Warping in Ableton Live: The Basics
Distinctively, audio is defaulted to an elastic state in Ableton Live.Logic calls it Flex Time ProTools calls it Elastic Audio Ableton calls it Warping
In basic terms, all of these functions do the same thing. They allow users to automatically or manually adjust the timing of audio without affecting its pitch. Ableton’s warping function has a great reputation among producers and audio editors. So, let’s talk about it!
The Clip View
The Warping Controls live within the Clip View and can be found on the bottom left of a screen when a clip is selected. As you can see to the right here, the Warping controls have a big yellow button that says Warp. This toggles the warping function off and on on only the selected clip. Below the Warp button we have a place where you can enter the segment’s original BPM. This will help Ableton in warping your clip.
Then, we have our warp modes. In this visual it is set to beats, but there are six warp modes:
Beats Mode is great for rhythmic clips with strong, clear transients.
Tones Mode is great for clips with strong, clear pitch distinction such as vocals.
Texture Mode is good for, you guessed it, textural clips.
Re-pitch Mode changes the pitch along with the tempo when the clip is sped up or slowed down.
Complex Mode is great for multitrack mixes and such
Complex Pro Mode is like complex mode, but with more precision and therefore more CPU usage.

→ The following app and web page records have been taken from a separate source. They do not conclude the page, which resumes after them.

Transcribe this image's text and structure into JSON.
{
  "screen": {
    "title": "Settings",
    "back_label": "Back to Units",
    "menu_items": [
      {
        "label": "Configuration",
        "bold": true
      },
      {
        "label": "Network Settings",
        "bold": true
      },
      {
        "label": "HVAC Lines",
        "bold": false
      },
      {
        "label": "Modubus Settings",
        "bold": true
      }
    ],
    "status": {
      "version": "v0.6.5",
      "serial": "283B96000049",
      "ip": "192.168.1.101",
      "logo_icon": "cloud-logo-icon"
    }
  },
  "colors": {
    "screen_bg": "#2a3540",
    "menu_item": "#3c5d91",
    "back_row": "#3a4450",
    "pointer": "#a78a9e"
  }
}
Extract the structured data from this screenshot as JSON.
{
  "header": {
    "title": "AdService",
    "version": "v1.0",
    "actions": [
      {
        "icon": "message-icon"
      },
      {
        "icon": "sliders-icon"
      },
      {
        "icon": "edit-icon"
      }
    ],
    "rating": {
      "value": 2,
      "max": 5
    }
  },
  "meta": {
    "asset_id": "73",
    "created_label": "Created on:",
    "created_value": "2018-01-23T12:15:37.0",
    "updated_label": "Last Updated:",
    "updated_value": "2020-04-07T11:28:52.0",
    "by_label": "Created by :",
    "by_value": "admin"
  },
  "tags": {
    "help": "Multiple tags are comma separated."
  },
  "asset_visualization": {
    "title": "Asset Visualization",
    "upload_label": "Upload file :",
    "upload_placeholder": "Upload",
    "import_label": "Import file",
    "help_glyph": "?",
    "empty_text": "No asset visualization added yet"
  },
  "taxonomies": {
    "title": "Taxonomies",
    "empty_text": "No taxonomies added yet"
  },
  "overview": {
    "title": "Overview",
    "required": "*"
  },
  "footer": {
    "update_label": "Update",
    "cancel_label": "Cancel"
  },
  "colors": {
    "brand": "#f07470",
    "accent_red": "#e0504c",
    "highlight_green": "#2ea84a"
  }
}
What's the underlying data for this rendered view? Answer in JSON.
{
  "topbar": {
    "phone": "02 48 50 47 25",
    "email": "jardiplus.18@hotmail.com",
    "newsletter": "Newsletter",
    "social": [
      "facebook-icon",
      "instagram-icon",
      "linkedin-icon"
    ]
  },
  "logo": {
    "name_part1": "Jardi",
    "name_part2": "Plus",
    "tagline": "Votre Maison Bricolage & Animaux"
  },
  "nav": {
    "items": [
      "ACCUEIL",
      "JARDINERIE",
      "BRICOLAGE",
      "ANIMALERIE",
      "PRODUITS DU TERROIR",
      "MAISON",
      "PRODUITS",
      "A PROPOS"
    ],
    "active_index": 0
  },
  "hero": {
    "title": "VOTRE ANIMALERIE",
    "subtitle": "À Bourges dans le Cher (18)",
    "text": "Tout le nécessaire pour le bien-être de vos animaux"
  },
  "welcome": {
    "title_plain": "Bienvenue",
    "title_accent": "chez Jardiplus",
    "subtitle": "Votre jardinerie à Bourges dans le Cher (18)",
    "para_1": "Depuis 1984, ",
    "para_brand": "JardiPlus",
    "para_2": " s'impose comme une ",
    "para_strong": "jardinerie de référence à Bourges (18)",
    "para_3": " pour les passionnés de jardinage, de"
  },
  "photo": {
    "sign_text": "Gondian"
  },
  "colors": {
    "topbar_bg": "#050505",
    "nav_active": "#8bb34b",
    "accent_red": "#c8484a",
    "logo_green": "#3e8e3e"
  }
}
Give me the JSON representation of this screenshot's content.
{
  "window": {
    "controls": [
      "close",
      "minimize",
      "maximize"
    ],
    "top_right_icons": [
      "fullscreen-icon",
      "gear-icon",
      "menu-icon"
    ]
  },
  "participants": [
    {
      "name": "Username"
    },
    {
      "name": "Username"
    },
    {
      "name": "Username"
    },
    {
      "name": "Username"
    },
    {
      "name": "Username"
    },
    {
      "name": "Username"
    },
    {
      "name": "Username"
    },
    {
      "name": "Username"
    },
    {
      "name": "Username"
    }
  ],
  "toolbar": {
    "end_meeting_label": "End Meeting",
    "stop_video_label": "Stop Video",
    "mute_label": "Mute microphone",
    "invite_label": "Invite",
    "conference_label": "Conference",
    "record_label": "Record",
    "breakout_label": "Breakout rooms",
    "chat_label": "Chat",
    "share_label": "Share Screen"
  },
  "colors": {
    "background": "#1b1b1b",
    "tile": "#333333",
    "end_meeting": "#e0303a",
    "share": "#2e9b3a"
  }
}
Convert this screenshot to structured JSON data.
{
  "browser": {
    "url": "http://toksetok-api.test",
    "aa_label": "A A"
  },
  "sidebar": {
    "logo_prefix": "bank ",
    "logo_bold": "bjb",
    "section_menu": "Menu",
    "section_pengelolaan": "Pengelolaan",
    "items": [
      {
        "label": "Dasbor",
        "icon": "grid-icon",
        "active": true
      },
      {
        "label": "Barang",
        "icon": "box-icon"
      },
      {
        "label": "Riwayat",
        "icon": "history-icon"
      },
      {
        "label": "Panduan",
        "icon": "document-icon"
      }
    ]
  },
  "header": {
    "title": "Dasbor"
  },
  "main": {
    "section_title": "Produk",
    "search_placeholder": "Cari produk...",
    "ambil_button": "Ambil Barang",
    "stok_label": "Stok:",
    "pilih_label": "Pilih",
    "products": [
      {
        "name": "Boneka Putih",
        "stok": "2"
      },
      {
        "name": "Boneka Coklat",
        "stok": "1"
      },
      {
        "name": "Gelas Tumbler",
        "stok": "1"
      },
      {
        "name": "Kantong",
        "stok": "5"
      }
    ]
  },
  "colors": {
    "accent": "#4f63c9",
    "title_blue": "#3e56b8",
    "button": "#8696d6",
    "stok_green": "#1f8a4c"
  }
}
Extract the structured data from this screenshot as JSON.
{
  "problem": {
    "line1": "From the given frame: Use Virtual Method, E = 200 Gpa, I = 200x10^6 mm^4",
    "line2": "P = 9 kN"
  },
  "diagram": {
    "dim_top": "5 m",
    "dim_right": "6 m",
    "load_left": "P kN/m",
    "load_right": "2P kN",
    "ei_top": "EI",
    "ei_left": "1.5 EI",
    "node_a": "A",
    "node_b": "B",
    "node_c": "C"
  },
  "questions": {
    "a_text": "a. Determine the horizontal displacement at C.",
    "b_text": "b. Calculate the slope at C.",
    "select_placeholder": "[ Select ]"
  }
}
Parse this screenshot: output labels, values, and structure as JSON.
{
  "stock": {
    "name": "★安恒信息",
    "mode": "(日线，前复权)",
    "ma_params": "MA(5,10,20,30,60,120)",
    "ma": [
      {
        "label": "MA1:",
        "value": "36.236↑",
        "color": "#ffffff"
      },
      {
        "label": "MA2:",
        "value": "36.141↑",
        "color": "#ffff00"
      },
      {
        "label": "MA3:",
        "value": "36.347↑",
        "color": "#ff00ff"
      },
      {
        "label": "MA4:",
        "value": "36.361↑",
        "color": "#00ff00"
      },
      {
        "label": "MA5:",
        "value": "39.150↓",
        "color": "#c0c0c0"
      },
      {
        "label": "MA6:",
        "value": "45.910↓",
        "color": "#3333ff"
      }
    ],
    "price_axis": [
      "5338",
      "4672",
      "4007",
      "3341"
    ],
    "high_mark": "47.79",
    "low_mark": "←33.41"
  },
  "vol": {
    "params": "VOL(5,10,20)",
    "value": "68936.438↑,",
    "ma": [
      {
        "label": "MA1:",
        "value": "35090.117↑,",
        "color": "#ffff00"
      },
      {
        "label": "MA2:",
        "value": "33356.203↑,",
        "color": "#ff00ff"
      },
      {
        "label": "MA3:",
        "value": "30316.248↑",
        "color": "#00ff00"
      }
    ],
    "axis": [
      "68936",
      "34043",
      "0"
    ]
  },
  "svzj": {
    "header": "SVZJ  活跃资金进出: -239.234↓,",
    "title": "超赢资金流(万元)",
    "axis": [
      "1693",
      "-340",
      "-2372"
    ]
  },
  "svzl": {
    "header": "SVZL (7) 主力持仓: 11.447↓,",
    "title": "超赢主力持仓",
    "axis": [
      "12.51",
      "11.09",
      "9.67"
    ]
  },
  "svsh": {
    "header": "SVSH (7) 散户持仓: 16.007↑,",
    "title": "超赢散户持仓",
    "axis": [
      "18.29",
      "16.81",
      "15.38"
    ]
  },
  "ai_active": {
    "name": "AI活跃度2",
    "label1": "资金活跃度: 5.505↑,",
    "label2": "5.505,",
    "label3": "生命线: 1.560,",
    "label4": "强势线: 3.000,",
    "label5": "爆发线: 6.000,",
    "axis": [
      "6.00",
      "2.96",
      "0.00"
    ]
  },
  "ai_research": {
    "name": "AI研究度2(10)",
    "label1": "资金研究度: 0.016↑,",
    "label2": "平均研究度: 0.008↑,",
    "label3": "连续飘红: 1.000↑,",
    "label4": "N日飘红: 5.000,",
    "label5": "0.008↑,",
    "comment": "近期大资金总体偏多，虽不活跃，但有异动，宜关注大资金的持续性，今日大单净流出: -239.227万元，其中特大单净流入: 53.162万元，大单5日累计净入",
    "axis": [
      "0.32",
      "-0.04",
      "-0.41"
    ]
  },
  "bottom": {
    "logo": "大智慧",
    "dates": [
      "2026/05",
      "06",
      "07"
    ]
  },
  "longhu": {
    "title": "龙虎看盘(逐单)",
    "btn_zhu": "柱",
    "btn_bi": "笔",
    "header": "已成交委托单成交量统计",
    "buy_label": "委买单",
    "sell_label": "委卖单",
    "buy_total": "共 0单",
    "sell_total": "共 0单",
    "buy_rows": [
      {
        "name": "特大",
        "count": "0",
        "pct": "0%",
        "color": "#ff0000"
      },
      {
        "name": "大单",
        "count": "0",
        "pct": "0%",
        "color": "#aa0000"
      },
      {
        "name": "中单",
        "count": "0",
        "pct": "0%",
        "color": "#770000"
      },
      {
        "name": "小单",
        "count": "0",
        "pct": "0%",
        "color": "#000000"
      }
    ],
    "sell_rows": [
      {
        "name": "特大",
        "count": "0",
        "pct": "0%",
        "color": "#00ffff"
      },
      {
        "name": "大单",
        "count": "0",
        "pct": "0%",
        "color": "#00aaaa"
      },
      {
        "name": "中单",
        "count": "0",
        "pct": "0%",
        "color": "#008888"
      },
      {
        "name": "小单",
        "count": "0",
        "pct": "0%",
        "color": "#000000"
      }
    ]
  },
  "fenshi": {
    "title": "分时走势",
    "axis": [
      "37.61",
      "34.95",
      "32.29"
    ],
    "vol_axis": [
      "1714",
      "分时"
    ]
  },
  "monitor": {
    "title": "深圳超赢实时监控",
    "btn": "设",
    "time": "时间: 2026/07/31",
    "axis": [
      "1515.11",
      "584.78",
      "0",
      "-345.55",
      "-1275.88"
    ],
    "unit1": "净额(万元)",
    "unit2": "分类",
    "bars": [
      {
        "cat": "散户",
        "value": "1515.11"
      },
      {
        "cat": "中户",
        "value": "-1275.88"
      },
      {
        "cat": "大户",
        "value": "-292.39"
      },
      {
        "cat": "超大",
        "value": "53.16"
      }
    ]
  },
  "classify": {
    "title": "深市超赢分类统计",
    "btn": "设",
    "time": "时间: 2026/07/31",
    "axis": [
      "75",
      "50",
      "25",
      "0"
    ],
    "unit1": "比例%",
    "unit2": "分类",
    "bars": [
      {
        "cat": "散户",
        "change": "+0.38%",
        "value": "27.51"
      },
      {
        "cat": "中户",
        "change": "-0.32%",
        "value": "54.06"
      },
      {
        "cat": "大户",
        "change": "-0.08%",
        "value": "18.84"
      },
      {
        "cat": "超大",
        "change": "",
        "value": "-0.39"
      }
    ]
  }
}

Each mode has its own settings that have to do with how Ableton will go about shaping and preserving the clip’s sound. The options below the mode dropdown will change based on the selected mode.
Tell Ableton To Warp
To the right of the box on the left in the clip view, we have the clip’s transients laid out over time in a waveform. This is where we will do our manual warping or tell Ableton to warp for us and adjust from there.
- Add a marker to the first transient of the sample by placing your cursor and double-clicking.
- Now, set this as 1.1.1 by right clicking and selecting “set 1.1.1 here.”
- From here, right click again and select “warp from here (straight). This warping style works best for longer samples with a consistent tempo. Ableton will then create warp markers on transients and snap them to the grid. These markers are adjustable, so adjust away!
If you have a sample with an inconsistent tempo, you most likely will want to warp manually. This means you will add your own warp markers and drag them to your desired place on the grid.
Here are some helpful tips when it comes to manually warping:
- Double clicking a warp marker will pin it to the grid. So, if you correctly warp, say, a measure of audio, add a marker to the beginning and end of the section and double-click them to lock that section of the sample in its position. Now, warping other parts of the sample won’t affect the area between the locked markers.
- Use the right warp mode! If you aren’t using a beat, don’t warp in beat mode. Without granular sampling, some audio might not stretch well. Be sure to remember and look back at the differences between warping modes.
- Check Ableton’s auto warping. We all love to be lazy and let the computer do it for us. However, each sample is different, and Ableton simply can’t always do it all on its own. Be sure to listen carefully back to your sample and pay attention to the placement of warp markers. Ableton might place warp markers on incorrect transients or snap warp markers to the wrong spot. Just double check. Do it.